A Qantas flight from Los Angeles to Sydney was reportedly delayed by more than three hours after one of the emergency slides of the doubledeck Airbus A380 was ‘accidentally’ deployed as the plane was taxiing for takeoff.
The incident occurred on Monday night as Qantas flight QF12 was preparing for departure from Los Angeles International Airport for its 14 and half hour flight to Sydney.
As the nearly 15-year-old superjumbo was taxiing to the runway, the pilots reportedly received an automated warning in the flight deck that one of the emergency exits was not closed properly.
The A380 is fitted with a total of 16 emergency exits – there are six exits on the upper deck, which are all equipped with sliderafts and on the main deck, there are eight exits fitted with sliderafts and two overwing exits with specially adapted exit slides.
As QF12 was taxiing to the runway, the pilots received an indication that the emergency exit on the main deck at the back left hand corner (otherwise known as the M5L door) was not properly locked.
One of the aircrew went to physically check the door, and during this examination, eyewitnesses claim the crew member ‘jiggled’ the door handle. That small jiggle movement was enough to activate the emergency slide which had already been armed in preparation for takeoff.
The aircraft then had to be towed back to the gate, where the passengers were deplaned so that the slide could be removed by Qantas’ engineering team.
Aircraft manufacturer Airbus estimates that a three-hour delay incurred as a result of an inadvertent slide deployment (as they are officially known) could cost Qantas at least US $22,000.
Airbus receives around 30 to 40 reports of inadvertent slide deployments on its aircraft every year despite attempts to reduce these types of accidents. Unlike rival manufacturer Boeing, emergency exit doors on Airbus jets are fitted with a special ‘slide armed’ light and buzzer to warn aircrew that the emergency slide is armed and will be deployed if the door handle is raised.
These warning devices are not, however, always successful in preventing an inadvertent slide deployment.

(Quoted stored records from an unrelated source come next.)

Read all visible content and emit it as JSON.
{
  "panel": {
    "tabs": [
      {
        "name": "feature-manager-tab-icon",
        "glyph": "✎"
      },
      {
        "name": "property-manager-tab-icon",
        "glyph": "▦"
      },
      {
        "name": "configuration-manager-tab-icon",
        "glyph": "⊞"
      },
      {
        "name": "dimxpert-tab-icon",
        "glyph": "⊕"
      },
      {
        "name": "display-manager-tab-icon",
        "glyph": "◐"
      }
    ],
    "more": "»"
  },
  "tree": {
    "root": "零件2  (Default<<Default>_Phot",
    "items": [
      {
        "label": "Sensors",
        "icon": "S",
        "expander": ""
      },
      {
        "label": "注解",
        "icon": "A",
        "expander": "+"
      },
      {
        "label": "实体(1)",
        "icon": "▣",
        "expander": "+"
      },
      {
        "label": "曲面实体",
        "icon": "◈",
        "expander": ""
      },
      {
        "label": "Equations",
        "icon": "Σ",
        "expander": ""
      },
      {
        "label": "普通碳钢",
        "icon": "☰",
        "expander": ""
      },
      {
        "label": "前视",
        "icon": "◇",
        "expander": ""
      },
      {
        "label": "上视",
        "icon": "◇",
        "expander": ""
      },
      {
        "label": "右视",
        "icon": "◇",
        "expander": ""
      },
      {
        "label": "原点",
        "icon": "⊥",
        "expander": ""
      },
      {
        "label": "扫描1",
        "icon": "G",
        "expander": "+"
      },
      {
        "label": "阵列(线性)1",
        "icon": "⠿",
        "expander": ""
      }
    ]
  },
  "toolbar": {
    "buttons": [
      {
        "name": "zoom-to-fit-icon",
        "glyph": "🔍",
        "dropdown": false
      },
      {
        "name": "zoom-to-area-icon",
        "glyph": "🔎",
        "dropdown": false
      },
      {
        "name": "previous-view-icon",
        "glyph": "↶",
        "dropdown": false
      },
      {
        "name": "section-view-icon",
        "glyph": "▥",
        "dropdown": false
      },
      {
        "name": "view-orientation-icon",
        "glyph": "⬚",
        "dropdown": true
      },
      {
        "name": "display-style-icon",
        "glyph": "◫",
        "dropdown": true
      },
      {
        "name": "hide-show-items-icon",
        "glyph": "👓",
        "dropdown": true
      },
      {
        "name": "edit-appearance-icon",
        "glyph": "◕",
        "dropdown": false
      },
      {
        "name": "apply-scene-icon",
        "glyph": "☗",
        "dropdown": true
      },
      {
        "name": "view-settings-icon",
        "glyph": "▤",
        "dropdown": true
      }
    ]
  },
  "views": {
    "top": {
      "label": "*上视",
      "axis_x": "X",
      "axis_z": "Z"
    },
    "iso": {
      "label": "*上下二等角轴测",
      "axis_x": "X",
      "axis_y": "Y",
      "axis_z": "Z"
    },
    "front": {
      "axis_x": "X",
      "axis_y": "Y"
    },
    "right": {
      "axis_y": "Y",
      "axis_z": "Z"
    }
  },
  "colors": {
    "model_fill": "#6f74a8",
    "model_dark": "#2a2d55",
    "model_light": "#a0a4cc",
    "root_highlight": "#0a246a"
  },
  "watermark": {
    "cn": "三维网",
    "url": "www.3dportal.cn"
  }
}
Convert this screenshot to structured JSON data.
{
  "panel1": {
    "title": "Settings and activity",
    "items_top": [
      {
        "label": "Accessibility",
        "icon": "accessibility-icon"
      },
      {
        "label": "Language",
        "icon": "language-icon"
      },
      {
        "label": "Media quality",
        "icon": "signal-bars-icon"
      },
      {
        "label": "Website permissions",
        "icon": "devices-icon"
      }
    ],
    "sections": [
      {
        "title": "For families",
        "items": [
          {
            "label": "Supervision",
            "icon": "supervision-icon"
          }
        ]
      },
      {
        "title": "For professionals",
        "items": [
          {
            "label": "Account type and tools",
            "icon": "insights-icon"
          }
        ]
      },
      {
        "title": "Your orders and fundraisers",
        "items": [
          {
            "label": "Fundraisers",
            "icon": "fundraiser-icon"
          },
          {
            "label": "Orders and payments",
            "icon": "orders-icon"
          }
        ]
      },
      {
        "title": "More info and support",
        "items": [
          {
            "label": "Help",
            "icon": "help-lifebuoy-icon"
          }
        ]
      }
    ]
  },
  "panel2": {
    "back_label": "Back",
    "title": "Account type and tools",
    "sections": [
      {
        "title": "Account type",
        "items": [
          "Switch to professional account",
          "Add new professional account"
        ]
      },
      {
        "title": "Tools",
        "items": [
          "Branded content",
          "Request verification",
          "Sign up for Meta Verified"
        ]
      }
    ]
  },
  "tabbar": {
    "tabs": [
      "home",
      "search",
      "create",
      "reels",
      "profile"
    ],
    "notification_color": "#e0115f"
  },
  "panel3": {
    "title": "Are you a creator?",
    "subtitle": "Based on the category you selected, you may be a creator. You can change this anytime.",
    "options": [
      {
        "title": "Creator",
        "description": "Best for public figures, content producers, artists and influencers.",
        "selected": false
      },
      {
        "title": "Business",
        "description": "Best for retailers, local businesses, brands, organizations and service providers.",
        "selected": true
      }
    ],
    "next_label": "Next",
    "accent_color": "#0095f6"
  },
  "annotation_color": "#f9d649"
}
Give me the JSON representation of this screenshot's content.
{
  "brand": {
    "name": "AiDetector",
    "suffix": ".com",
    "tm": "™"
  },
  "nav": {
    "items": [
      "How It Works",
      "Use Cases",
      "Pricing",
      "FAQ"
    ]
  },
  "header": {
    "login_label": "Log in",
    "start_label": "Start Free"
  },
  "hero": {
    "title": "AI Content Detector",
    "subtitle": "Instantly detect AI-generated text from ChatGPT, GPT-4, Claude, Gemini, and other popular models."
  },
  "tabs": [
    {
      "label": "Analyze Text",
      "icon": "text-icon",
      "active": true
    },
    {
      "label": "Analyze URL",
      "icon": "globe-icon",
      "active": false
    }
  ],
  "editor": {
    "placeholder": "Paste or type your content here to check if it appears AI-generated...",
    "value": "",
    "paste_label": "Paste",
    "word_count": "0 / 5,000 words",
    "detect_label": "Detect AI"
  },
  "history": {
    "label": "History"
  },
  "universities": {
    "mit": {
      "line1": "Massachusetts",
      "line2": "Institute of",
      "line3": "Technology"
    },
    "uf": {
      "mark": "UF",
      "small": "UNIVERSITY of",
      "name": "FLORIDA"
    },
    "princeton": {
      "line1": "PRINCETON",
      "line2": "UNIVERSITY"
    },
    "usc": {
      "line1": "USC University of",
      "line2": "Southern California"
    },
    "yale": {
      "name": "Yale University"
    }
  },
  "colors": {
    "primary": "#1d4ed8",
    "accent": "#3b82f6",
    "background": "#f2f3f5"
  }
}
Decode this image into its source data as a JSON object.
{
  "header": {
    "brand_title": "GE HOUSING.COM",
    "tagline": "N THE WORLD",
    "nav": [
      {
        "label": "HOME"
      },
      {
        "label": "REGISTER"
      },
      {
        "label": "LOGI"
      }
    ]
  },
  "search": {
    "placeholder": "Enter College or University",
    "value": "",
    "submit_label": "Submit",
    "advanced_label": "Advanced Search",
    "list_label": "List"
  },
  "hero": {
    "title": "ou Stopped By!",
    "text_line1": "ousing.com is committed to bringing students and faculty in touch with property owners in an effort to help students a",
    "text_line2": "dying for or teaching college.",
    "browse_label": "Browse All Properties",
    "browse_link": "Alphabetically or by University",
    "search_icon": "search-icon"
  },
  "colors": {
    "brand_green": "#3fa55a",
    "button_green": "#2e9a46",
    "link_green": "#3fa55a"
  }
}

Last December, an Emirates A380 flight from Manchester to Dubai was delayed after a slide was accidentally deployed from the forward left-hand upper deck door.
The majority of accidental slide deployments occur at the forward left door or the rear righthand door, as these doors are most frequently used for boarding and loading operations.
It’s perhaps for this reason that aviation professionals were left scratching their heads when a British Airways-operated Boeing 777 suffered an ISD in January at the number three door on the left-hand side of the aircraft. Why? Because these doors are only ever to used in an emergency due to the proximity to the aircraft wing.
It turns out that a new-hire flight attendant became seemingly overwhelmed when they went to arm the slide and proceeded to immediately open the door.
Mateusz Maszczynski honed his skills as an international flight attendant at the most prominent airline in the Middle East and has been flying throughout the COVID-19 pandemic for a well-known European airline. Matt is passionate about the aviation industry and has become an expert in passenger experience and human-centric stories. Always keeping an ear close to the ground, Matt's industry insights, analysis and news coverage is frequently relied upon by some of the biggest names in journalism.